##### RECORDS FOR THE EXERCISE #####
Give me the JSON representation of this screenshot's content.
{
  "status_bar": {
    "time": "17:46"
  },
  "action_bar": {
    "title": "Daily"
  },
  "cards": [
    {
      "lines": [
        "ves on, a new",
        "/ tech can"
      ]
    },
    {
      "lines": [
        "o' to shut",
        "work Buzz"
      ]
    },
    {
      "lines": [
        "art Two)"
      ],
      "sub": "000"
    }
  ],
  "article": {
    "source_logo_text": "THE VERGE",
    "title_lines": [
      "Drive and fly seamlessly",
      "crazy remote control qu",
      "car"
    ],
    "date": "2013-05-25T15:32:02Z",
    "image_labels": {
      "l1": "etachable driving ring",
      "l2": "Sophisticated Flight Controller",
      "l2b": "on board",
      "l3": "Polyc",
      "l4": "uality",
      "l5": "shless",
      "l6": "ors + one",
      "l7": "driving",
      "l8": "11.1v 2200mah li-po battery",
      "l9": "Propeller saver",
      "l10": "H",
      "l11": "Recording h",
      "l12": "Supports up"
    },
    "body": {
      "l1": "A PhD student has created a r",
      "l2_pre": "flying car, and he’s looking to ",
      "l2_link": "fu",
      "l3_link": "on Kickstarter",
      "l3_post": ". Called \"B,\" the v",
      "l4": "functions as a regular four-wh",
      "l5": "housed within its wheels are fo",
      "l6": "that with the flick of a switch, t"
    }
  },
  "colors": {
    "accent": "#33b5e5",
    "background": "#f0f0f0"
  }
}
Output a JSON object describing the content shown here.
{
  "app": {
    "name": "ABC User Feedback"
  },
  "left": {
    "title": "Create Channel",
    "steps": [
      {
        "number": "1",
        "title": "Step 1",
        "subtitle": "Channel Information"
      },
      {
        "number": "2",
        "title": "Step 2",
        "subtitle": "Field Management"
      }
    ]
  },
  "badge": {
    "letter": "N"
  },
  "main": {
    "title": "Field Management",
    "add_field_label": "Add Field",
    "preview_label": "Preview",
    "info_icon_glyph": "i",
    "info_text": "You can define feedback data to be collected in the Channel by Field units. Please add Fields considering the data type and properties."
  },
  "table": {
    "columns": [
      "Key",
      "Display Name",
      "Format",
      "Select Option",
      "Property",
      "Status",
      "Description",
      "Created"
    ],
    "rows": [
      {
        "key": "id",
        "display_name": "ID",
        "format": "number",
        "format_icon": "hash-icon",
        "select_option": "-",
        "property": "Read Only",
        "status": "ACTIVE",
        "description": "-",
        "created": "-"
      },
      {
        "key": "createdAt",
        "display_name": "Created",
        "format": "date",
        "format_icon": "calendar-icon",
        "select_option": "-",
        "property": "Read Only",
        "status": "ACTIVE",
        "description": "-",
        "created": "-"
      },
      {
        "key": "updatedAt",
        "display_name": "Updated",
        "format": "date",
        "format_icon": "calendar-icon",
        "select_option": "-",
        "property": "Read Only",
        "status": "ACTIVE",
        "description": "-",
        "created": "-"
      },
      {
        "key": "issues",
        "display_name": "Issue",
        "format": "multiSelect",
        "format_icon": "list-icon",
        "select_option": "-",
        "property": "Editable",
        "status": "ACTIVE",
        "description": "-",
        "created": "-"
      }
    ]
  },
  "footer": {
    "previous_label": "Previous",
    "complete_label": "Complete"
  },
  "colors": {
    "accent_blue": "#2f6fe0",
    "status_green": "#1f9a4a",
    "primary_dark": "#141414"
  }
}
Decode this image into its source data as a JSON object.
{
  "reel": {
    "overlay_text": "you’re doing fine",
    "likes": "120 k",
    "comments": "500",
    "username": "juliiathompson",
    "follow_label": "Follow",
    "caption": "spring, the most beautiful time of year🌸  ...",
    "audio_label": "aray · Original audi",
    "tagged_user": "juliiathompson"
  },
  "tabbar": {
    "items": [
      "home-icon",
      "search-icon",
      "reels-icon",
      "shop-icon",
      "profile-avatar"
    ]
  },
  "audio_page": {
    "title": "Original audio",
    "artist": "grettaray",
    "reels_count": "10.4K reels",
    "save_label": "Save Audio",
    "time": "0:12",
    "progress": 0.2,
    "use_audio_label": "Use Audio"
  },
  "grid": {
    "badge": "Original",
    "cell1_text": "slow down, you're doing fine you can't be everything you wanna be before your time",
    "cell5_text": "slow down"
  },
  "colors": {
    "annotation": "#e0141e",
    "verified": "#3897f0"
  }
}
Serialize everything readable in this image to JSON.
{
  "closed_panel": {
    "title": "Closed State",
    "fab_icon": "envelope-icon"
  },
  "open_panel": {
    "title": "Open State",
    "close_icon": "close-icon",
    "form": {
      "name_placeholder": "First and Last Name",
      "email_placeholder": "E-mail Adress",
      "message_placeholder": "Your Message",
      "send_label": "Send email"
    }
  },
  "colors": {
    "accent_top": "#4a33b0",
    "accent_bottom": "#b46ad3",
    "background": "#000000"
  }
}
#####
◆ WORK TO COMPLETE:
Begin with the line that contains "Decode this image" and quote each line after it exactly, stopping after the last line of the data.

◆ ANSWER:
Decode this image into its source data as a JSON object.
{
  "reel": {
    "overlay_text": "you’re doing fine",
    "likes": "120 k",
    "comments": "500",
    "username": "juliiathompson",
    "follow_label": "Follow",
    "caption": "spring, the most beautiful time of year🌸  ...",
    "audio_label": "aray · Original audi",
    "tagged_user": "juliiathompson"
  },
  "tabbar": {
    "items": [
      "home-icon",
      "search-icon",
      "reels-icon",
      "shop-icon",
      "profile-avatar"
    ]
  },
  "audio_page": {
    "title": "Original audio",
    "artist": "grettaray",
    "reels_count": "10.4K reels",
    "save_label": "Save Audio",
    "time": "0:12",
    "progress": 0.2,
    "use_audio_label": "Use Audio"
  },
  "grid": {
    "badge": "Original",
    "cell1_text": "slow down, you're doing fine you can't be everything you wanna be before your time",
    "cell5_text": "slow down"
  },
  "colors": {
    "annotation": "#e0141e",
    "verified": "#3897f0"
  }
}
Serialize everything readable in this image to JSON.
{
  "closed_panel": {
    "title": "Closed State",
    "fab_icon": "envelope-icon"
  },
  "open_panel": {
    "title": "Open State",
    "close_icon": "close-icon",
    "form": {
      "name_placeholder": "First and Last Name",
      "email_placeholder": "E-mail Adress",
      "message_placeholder": "Your Message",
      "send_label": "Send email"
    }
  },
  "colors": {
    "accent_top": "#4a33b0",
    "accent_bottom": "#b46ad3",
    "background": "#000000"
  }
}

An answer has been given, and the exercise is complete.